EXERCISE INSTRUCTIONS
How many lines below hold the string "JSON"? Report that number alone.

Records from a data collection:
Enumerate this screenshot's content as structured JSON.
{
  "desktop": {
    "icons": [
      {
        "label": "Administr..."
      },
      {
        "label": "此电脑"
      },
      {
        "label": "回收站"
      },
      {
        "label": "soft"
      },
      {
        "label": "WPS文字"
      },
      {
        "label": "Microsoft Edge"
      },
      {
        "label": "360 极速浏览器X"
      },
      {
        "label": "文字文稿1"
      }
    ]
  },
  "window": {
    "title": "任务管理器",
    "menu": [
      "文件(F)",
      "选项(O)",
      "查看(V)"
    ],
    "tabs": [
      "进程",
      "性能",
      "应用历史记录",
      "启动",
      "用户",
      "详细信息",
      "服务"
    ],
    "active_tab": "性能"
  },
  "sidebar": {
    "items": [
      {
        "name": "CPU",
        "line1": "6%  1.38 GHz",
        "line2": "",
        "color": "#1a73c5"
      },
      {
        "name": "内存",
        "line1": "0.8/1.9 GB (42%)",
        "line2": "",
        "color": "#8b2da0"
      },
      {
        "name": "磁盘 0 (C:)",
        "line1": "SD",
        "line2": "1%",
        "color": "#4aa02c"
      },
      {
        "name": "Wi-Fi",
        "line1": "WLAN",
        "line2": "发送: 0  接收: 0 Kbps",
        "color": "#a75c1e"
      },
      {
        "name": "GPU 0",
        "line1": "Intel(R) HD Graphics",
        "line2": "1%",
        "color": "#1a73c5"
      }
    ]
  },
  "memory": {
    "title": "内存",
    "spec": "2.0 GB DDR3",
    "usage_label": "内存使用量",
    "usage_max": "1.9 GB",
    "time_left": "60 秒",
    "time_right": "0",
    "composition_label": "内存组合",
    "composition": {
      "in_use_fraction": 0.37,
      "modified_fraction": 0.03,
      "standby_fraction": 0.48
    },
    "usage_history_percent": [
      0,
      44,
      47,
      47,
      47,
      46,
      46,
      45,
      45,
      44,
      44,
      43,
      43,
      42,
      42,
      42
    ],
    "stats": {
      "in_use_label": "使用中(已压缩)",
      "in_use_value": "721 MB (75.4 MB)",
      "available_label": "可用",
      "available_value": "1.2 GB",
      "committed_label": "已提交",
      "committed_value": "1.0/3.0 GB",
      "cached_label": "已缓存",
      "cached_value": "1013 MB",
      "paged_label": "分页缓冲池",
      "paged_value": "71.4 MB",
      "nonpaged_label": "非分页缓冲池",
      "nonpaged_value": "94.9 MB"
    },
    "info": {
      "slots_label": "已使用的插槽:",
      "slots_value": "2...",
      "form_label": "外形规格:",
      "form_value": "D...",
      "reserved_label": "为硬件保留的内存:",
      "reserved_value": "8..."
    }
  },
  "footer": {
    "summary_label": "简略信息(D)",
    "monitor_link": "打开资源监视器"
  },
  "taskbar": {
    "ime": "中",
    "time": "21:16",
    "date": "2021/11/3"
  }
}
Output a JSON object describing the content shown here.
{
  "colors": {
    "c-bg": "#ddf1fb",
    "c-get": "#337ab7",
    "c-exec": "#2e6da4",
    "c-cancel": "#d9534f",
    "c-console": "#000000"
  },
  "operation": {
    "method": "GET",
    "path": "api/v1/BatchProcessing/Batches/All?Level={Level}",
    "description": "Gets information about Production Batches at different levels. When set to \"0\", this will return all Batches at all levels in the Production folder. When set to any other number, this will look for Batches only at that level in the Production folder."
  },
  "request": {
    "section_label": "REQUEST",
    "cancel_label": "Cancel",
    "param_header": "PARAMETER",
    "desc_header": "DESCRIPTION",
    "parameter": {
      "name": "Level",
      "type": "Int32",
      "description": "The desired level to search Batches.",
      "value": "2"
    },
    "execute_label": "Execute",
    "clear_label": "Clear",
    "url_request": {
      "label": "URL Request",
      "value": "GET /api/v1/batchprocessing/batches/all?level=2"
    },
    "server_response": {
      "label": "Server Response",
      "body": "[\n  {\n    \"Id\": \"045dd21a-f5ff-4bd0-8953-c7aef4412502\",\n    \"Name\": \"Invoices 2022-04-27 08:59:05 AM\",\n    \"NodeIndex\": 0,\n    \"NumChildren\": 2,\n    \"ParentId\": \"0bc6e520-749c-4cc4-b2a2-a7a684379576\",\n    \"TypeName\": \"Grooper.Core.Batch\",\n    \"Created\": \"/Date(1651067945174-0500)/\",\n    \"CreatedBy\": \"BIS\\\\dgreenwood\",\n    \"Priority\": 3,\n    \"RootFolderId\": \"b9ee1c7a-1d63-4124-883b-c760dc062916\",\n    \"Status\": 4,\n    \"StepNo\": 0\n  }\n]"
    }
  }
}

ANSWER TO THIS TASK
2